At this point debate about climate change is good but at this stage it will take more than debate to change the minds of government leaders. In most countries, government positions on global warming are already established. They assume global warming is real, but that it will have only a relatively minor impact in the next 100 years, no more than can be handled by adaptation strategies costing less than 1% of GDP on average. Many already have staff devoted to climate change and already have plans, strategies and in some cases have taken preliminary action.
Global Warming Summary
Global warming is a conclusion that most climate scientists and scientists in related fields predict based on direct and indirect measurements of CO2, temperature, and sea level rise among other variables. The scientists have predicted that with increasing release of CO2 and other greenhouse gasses, the temperature of the earth will rise in proportion to the addition of the gasses. They further predict that as a consequence of the rise in temperature, there will be both sea and land ice melting that will be of sufficient volume to raise the level of the sea over time. The rise of CO2, temperature, and sea level all have direct and indirect impacts on the physical and biological characteristics of the planet, some of which will be benign, some adverse, some not easily predicted, and some unknown. The end result depends on how much CO2 is ultimately released, but the extreme is probably something like 300 million years ago when the world was much warmer than humanity has ever experienced, had much higher CO2 levels than humanity has ever experienced, had no ice caps, and the sea level was about 70 meters higher than today. This was a period of tropical gigantism. It was followed some 40 million years later by an extremely dry period in which only reptiles and aquatic animals flourished. Continue reading →

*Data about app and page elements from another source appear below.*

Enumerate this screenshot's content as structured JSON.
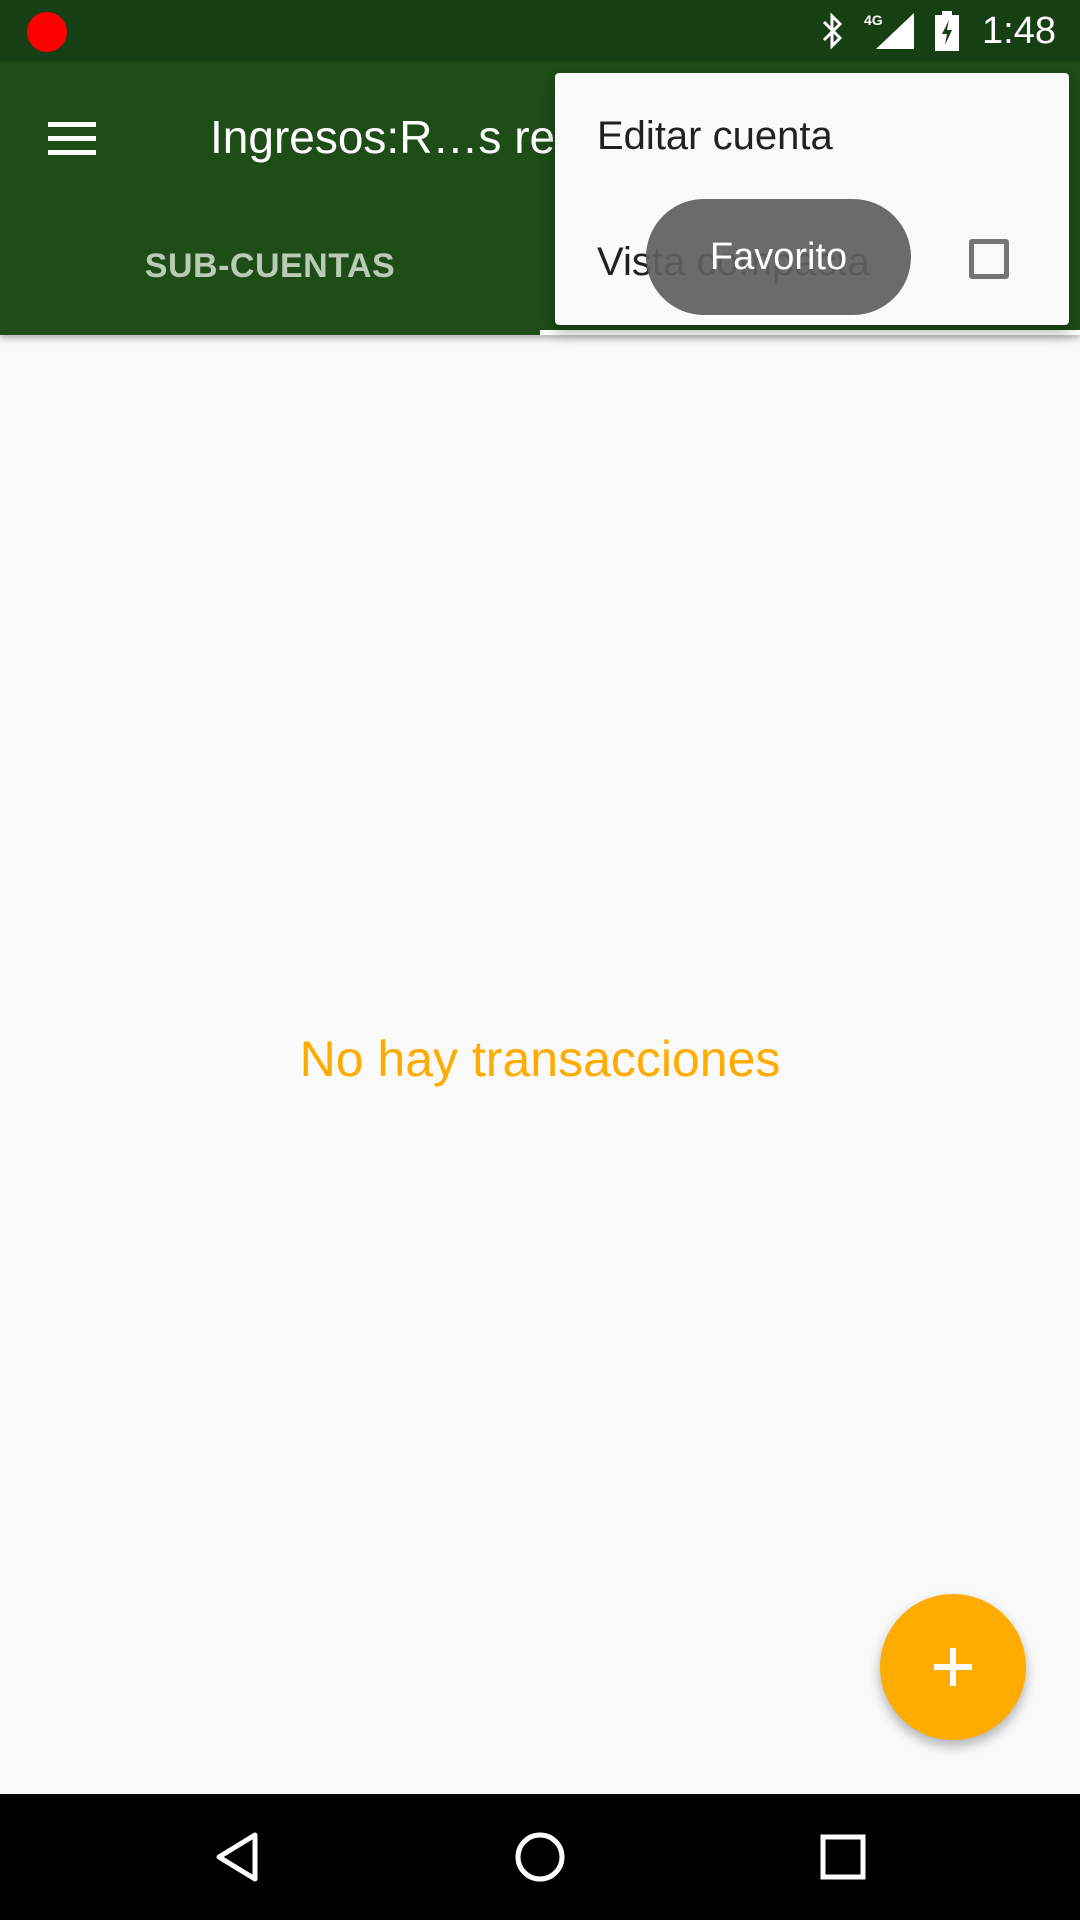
{
  "status_bar": {
    "time": "1:48",
    "network_label": "4G",
    "recording_color": "#ff0000",
    "icons": [
      "bluetooth-icon",
      "signal-4g-icon",
      "battery-charging-icon"
    ]
  },
  "app_bar": {
    "title": "Ingresos:R…s rec",
    "menu_icon": "hamburger-menu-icon",
    "background_color": "#1e4d18"
  },
  "tabs": [
    {
      "label": "SUB-CUENTAS",
      "selected": false
    }
  ],
  "overflow_menu": {
    "items": [
      {
        "label": "Editar cuenta"
      },
      {
        "label": "Vista compacta",
        "checkbox": true,
        "checked": false
      }
    ]
  },
  "tooltip": {
    "text": "Favorito"
  },
  "main": {
    "empty_message": "No hay transacciones",
    "accent_color": "#ffab00"
  },
  "fab": {
    "icon": "plus-icon"
  },
  "nav_bar": {
    "icons": [
      "back-icon",
      "home-icon",
      "recents-icon"
    ]
  }
}
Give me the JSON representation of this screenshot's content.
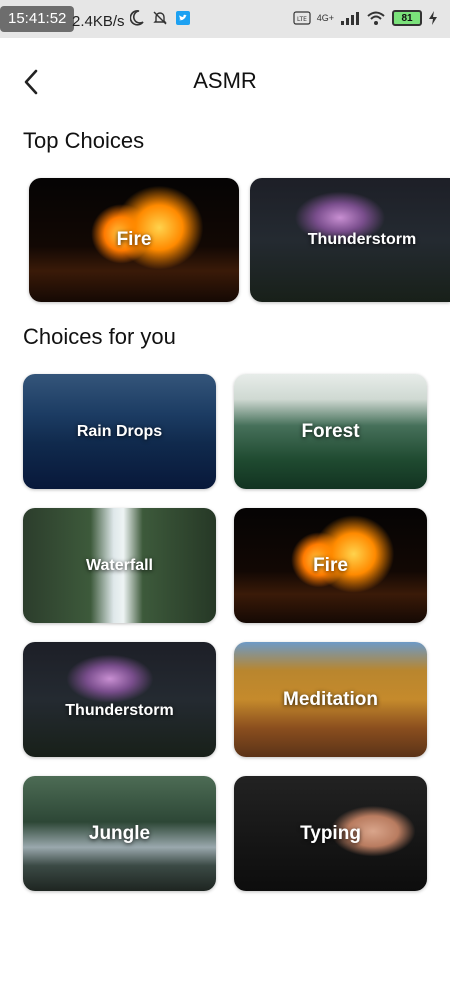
{
  "status_bar": {
    "time": "15:41:52",
    "network_speed": "2.4KB/s",
    "cell_label": "4G+",
    "battery": "81"
  },
  "header": {
    "title": "ASMR"
  },
  "sections": {
    "top_choices_title": "Top Choices",
    "choices_for_you_title": "Choices for you"
  },
  "top_choices": [
    {
      "label": "Fire"
    },
    {
      "label": "Thunderstorm"
    }
  ],
  "choices_for_you": [
    {
      "label": "Rain Drops"
    },
    {
      "label": "Forest"
    },
    {
      "label": "Waterfall"
    },
    {
      "label": "Fire"
    },
    {
      "label": "Thunderstorm"
    },
    {
      "label": "Meditation"
    },
    {
      "label": "Jungle"
    },
    {
      "label": "Typing"
    }
  ]
}
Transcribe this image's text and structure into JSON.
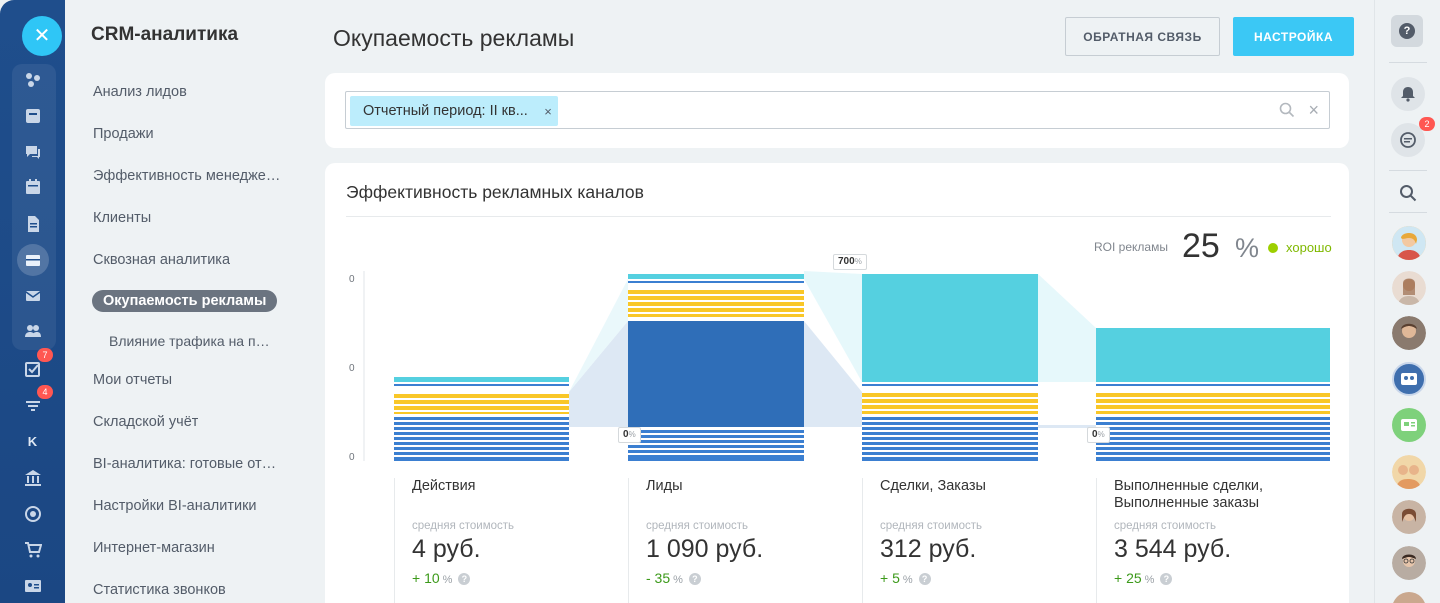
{
  "menu": {
    "title": "CRM-аналитика",
    "items": [
      "Анализ лидов",
      "Продажи",
      "Эффективность менеджеров",
      "Клиенты",
      "Сквозная аналитика",
      "Окупаемость рекламы",
      "Влияние трафика на продажи",
      "Мои отчеты",
      "Складской учёт",
      "BI-аналитика: готовые отчеты",
      "Настройки BI-аналитики",
      "Интернет-магазин",
      "Статистика звонков"
    ],
    "active_index": 5
  },
  "rail": {
    "badges": {
      "tasks": "7",
      "funnel": "4"
    },
    "letter": "K"
  },
  "header": {
    "title": "Окупаемость рекламы",
    "feedback_button": "ОБРАТНАЯ СВЯЗЬ",
    "settings_button": "НАСТРОЙКА"
  },
  "filter": {
    "chip": "Отчетный период: II кв...",
    "chip_remove": "×",
    "clear": "×"
  },
  "card": {
    "title": "Эффективность рекламных каналов",
    "roi_label": "ROI рекламы",
    "roi_value": "25",
    "roi_unit": "%",
    "roi_status": "хорошо"
  },
  "colors": {
    "accent": "#3bc8f5",
    "dark_blue": "#2f6eb8",
    "mid_blue": "#3b7fd1",
    "yellow": "#f9c728",
    "cyan": "#55d0e0",
    "good": "#9dcf00"
  },
  "chart_data": {
    "type": "bar",
    "y_ticks": [
      "0",
      "0",
      "0"
    ],
    "categories": [
      "Действия",
      "Лиды",
      "Сделки, Заказы",
      "Выполненные сделки, Выполненные заказы"
    ],
    "conversion_markers": [
      {
        "between": [
          0,
          1
        ],
        "value": "0",
        "unit": "%"
      },
      {
        "between": [
          1,
          2
        ],
        "value": "700",
        "unit": "%"
      },
      {
        "between": [
          2,
          3
        ],
        "value": "0",
        "unit": "%"
      }
    ],
    "stats": [
      {
        "label": "средняя стоимость",
        "cost": "4 руб.",
        "delta": "+ 10",
        "delta_unit": "%"
      },
      {
        "label": "средняя стоимость",
        "cost": "1 090 руб.",
        "delta": "- 35",
        "delta_unit": "%"
      },
      {
        "label": "средняя стоимость",
        "cost": "312 руб.",
        "delta": "+ 5",
        "delta_unit": "%"
      },
      {
        "label": "средняя стоимость",
        "cost": "3 544 руб.",
        "delta": "+ 25",
        "delta_unit": "%"
      }
    ],
    "grid": false,
    "legend": "none"
  },
  "right_rail": {
    "help": "?",
    "chat_badge": "2"
  }
}
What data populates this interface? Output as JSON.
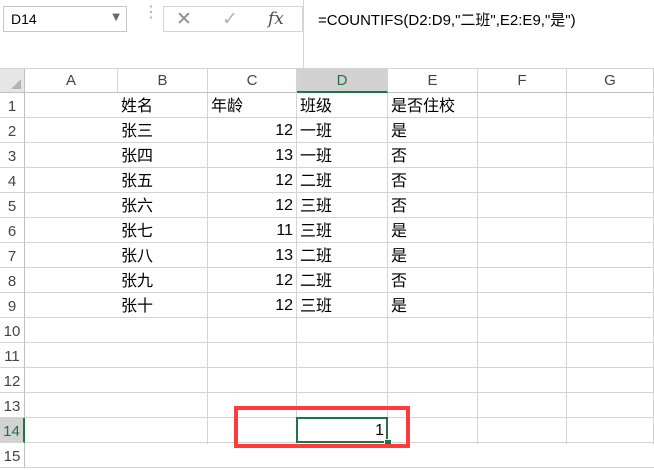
{
  "name_box": {
    "value": "D14",
    "dropdown_icon": "chevron-down-icon"
  },
  "formula_bar": {
    "cancel_icon": "close-icon",
    "enter_icon": "check-icon",
    "function_icon": "fx-icon",
    "cancel_glyph": "✕",
    "enter_glyph": "✓",
    "fx_label": "fx",
    "formula": "=COUNTIFS(D2:D9,\"二班\",E2:E9,\"是\")"
  },
  "columns": [
    "A",
    "B",
    "C",
    "D",
    "E",
    "F",
    "G"
  ],
  "rows": [
    "1",
    "2",
    "3",
    "4",
    "5",
    "6",
    "7",
    "8",
    "9",
    "10",
    "11",
    "12",
    "13",
    "14",
    "15"
  ],
  "active_cell": {
    "column": "D",
    "row": "14",
    "value": "1"
  },
  "table": {
    "headers": [
      "姓名",
      "年龄",
      "班级",
      "是否住校"
    ],
    "records": [
      [
        "张三",
        "12",
        "一班",
        "是"
      ],
      [
        "张四",
        "13",
        "一班",
        "否"
      ],
      [
        "张五",
        "12",
        "二班",
        "否"
      ],
      [
        "张六",
        "12",
        "三班",
        "否"
      ],
      [
        "张七",
        "11",
        "三班",
        "是"
      ],
      [
        "张八",
        "13",
        "二班",
        "是"
      ],
      [
        "张九",
        "12",
        "二班",
        "否"
      ],
      [
        "张十",
        "12",
        "三班",
        "是"
      ]
    ]
  },
  "colors": {
    "selection": "#217346",
    "annotation": "#ff3b3b",
    "header_active_bg": "#d2d2d2"
  }
}
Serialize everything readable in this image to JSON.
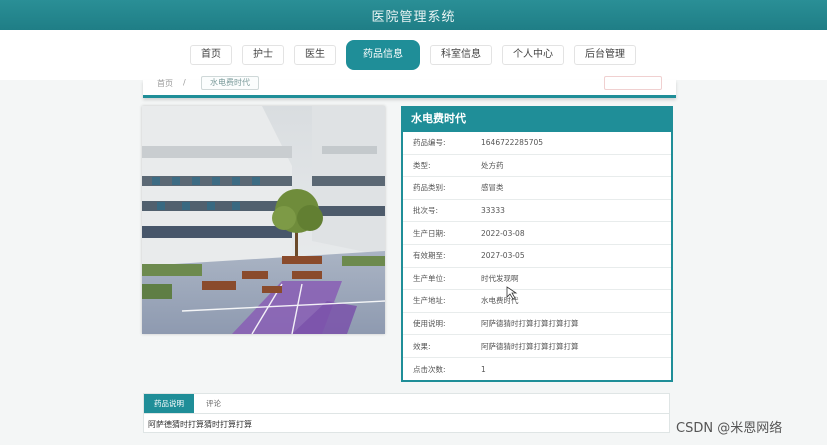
{
  "header": {
    "title": "医院管理系统"
  },
  "nav": {
    "items": [
      {
        "label": "首页"
      },
      {
        "label": "护士"
      },
      {
        "label": "医生"
      },
      {
        "label": "药品信息"
      },
      {
        "label": "科室信息"
      },
      {
        "label": "个人中心"
      },
      {
        "label": "后台管理"
      }
    ],
    "active_index": 3
  },
  "breadcrumb": {
    "home": "首页",
    "separator": "/",
    "current": "水电费时代",
    "action": ""
  },
  "detail": {
    "title": "水电费时代",
    "fields": [
      {
        "label": "药品编号:",
        "value": "1646722285705"
      },
      {
        "label": "类型:",
        "value": "处方药"
      },
      {
        "label": "药品类别:",
        "value": "感冒类"
      },
      {
        "label": "批次号:",
        "value": "33333"
      },
      {
        "label": "生产日期:",
        "value": "2022-03-08"
      },
      {
        "label": "有效期至:",
        "value": "2027-03-05"
      },
      {
        "label": "生产单位:",
        "value": "时代发现啊"
      },
      {
        "label": "生产地址:",
        "value": "水电费时代"
      },
      {
        "label": "使用说明:",
        "value": "阿萨德猜时打算打算打算打算"
      },
      {
        "label": "效果:",
        "value": "阿萨德猜时打算打算打算打算"
      },
      {
        "label": "点击次数:",
        "value": "1"
      }
    ]
  },
  "tabs": {
    "items": [
      {
        "label": "药品说明"
      },
      {
        "label": "评论"
      }
    ],
    "content": "阿萨德猜时打算猜时打算打算"
  },
  "watermark": "CSDN @米恩网络",
  "colors": {
    "accent": "#1f8e98",
    "header": "#23868e"
  }
}
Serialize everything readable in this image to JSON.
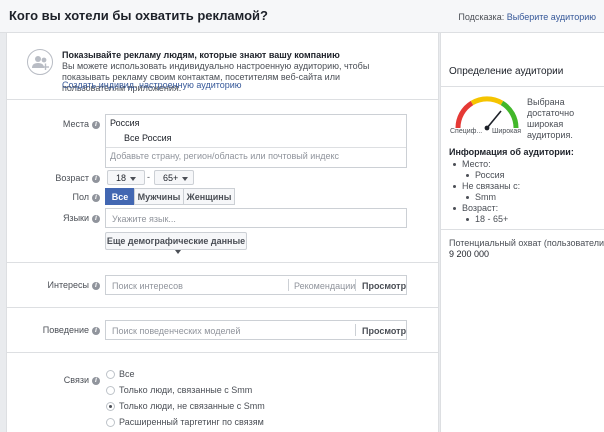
{
  "header": {
    "title": "Кого вы хотели бы охватить рекламой?",
    "hint_prefix": "Подсказка: ",
    "hint_link": "Выберите аудиторию"
  },
  "custom_audience": {
    "title": "Показывайте рекламу людям, которые знают вашу компанию",
    "description": "Вы можете использовать индивидуально настроенную аудиторию, чтобы показывать рекламу своим контактам, посетителям веб-сайта или пользователям приложения.",
    "link": "Создать индивид. настроенную аудиторию"
  },
  "locations": {
    "label": "Места",
    "country": "Россия",
    "region": "Все Россия",
    "placeholder": "Добавьте страну, регион/область или почтовый индекс"
  },
  "age": {
    "label": "Возраст",
    "min": "18",
    "dash": "-",
    "max": "65+"
  },
  "gender": {
    "label": "Пол",
    "options": [
      "Все",
      "Мужчины",
      "Женщины"
    ],
    "selected": 0
  },
  "languages": {
    "label": "Языки",
    "placeholder": "Укажите язык..."
  },
  "more_demographics": "Еще демографические данные",
  "interests": {
    "label": "Интересы",
    "placeholder": "Поиск интересов",
    "suggestions": "Рекомендации",
    "browse": "Просмотр"
  },
  "behaviors": {
    "label": "Поведение",
    "placeholder": "Поиск поведенческих моделей",
    "browse": "Просмотр"
  },
  "connections": {
    "label": "Связи",
    "options": [
      "Все",
      "Только люди, связанные с Smm",
      "Только люди, не связанные с Smm",
      "Расширенный таргетинг по связям"
    ],
    "selected": 2
  },
  "sidebar": {
    "title": "Определение аудитории",
    "gauge": {
      "left_label": "Специф...",
      "right_label": "Широкая",
      "description": "Выбрана достаточно широкая аудитория.",
      "level": 0.72
    },
    "audience_title": "Информация об аудитории:",
    "audience": {
      "place_label": "Место:",
      "place_value": "Россия",
      "not_connected_label": "Не связаны с:",
      "not_connected_value": "Smm",
      "age_label": "Возраст:",
      "age_value": "18 - 65+"
    },
    "reach_label": "Потенциальный охват (пользователи):",
    "reach_value": "9 200 000"
  },
  "colors": {
    "accent": "#4267b2",
    "link": "#365899",
    "gauge_red": "#e53935",
    "gauge_yellow": "#f5c400",
    "gauge_green": "#42b72a"
  }
}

Dr. Hansen is well-qualified to speak on the subject of global warming and in this lecture describes the underlying principles and evidence for the changes we now observe. He also makes predictions for the future against the accuracy of prediction he has made over the past several decades, all of which are now fact or on the predicted track. Dr. Hansen is the target of attacks about his views of a proposed economic method to reduce carbon emissions and about his claim that NASA tried to muzzle his alarm about climate change.